The 8th SAP SME Summit opened November 17 in New York City with the theme “Small Giants” – in recognition of the influence small businesses exert in the global economy.
According to Gartner, small and medium-size enterprises (SMEs) will represent 50% of North American revenue in four years.
“Small and midsize businesses are known as the giants of the economy,” stated moderator and host Susan Solovic, a best-selling author and media personality known as The Small Business Expert, in her opening remarks. “They’re the job creators; they’re the ones who drive innovation; and they’re the economic engines behind our economies.
“As passionate risk takers, these entrepreneurs need the right partners and the right solutions to help them achieve their business dreams,” Solovic emphasized. “They need the right resources – and no one is equipped better to do that than SAP.”
Digital Transformation: Small Business Perspective
The one-day event was the first live event to be held at SAP’s new offices in Hudson Yards in New York City. Twice the size of last year’s summit, this event attracted a global audience that included almost 50 bloggers, journalists, and industry analysts. More than 15 SAP customers and partners were on hand to share their digital transformation stories and participate in panel discussions.

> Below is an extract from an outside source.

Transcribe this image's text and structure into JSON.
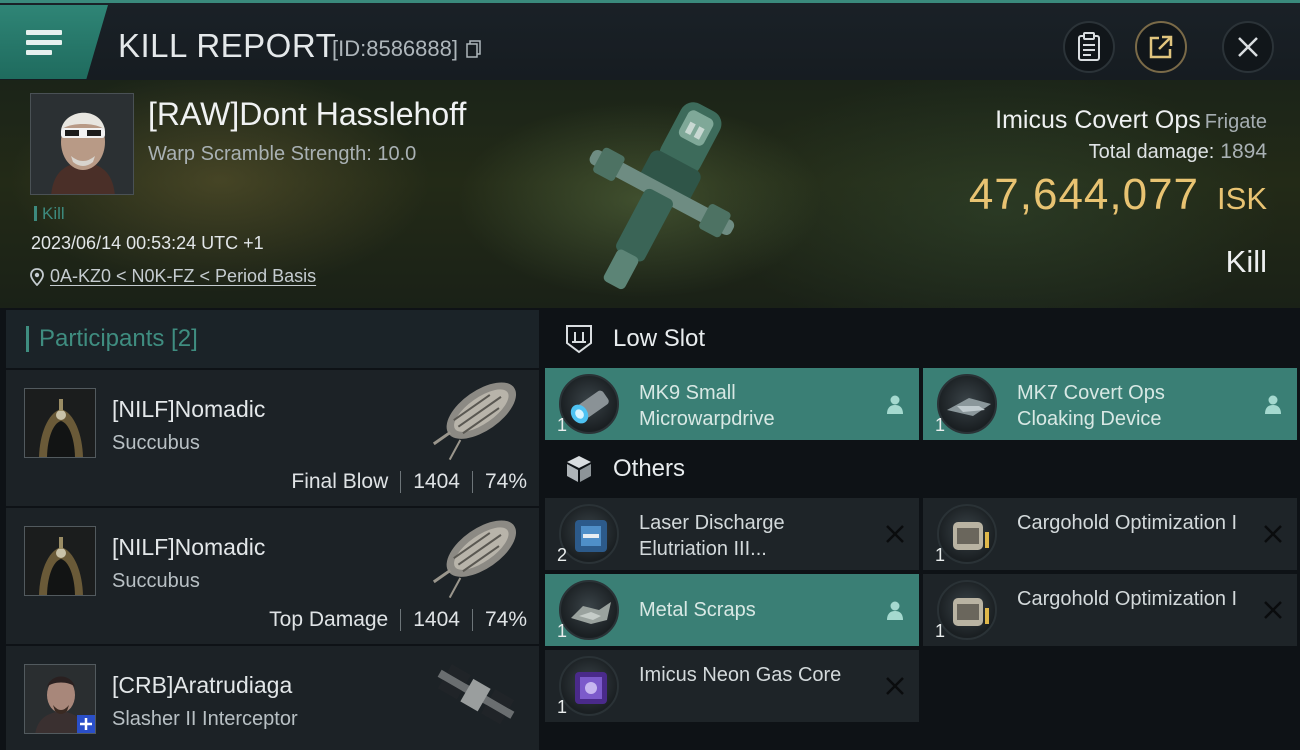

Asked to describe what digital transformation means for a growing business, Rodolpho Cardenuto, president Global Channels and General Business, SAP, responded by saying that, although we tend to think of digital transformation in the context of large enterprises, the fact is small and midsize companies are operating in the same complex business environment. “It’s very difficult to manage your business today,” said Cardenuto, underscoring the need for businesses to have the right digital tools. “SAP is providing small and midsize companies the same level of tools and solutions that a large enterprise would use. It’s no different.”
Referencing SAP’s solution chart for small and midsize companies, Cardenuto added, “The largest retailer in the world is using that solution; the smallest retailer in the world also has the opportunity to use that solution. SAP makes it possible for growing companies to be at par with the large enterprises in terms of solutions and technology.”
SAP’s portfolio of small and midsize business solutions provides small businesses with the digital tools to tackle the end-to-end management of their businesses in four key areas: 1.) Manage the business – using a series of ERP-related products like SAP S/4HANA Cloud, SAP Business ByDesign, SAP Business One, SAP Concur, and SAP Ariba; 2.) Empower people – using SAP SuccessFactors; 3.) Engage with customers and prospects – using SAP BusinessObjects; and 4.) Anticipate the future – using predictive analytics based on big data and business insights from SAP Hybris and SAP Anywhere to accelerate decision making.
For an overview of SAP’s SME offering, watch the event replay on Facebook.
SAP’s strategy for meeting the needs of small businesses is crafted upon enabling them to better reach and serve their own customers. “In the small business space, think about the reasons small businesses are procuring software. It’s to grow and acquire customers,” said Barry Padgett, president, SMB Team, SAP, outlines SAP’s strategy for penetrating the small business market. “There’s a big focus for SAP in the front office space. Think about e-commerce, omni-channel digital marketing, or CRM. These are the reasons small businesses are buying software. So, you’re seeing big bets by SAP in that space.
SAP: A Partner for Long-Term Growth
During the panel discussions, customers and partners shared their experiences and impressions from their digital transformation journeys. Many were satisfied that SAP would continue to be there for them as their businesses grew. As one panelist said, “We rely on the solutions to keep evolving in the future.”
Jeff Becker, CEO of Microbattery.com and an SAP Anywhere customer, advised other growing businesses that are considering a purchase of SAP solutions to “look to the future. Don’t think about what is going to happen six months after implementation. Look at 7 or 8 years from now, where you want to be with the system. Your back office is going to be phenomenally more important than your front office. My front office can go down; it probably won’t ever, but if it does, my back office stills runs – and my business still runs.”
Solovic underscored Becker’s point, sharing her observations from years of mentoring entrepreneurs and small business owners. “I think a lot of times what happens is small businesses get started and they take the path of least resistance,” she said. “They buy the easiest thing to implement right now, short term. They start growing and they hit this wall. They don’t have the expertise and the support to really get to that next level.”
This blog originally appeared on the SAP News Center.
Photo source: SAP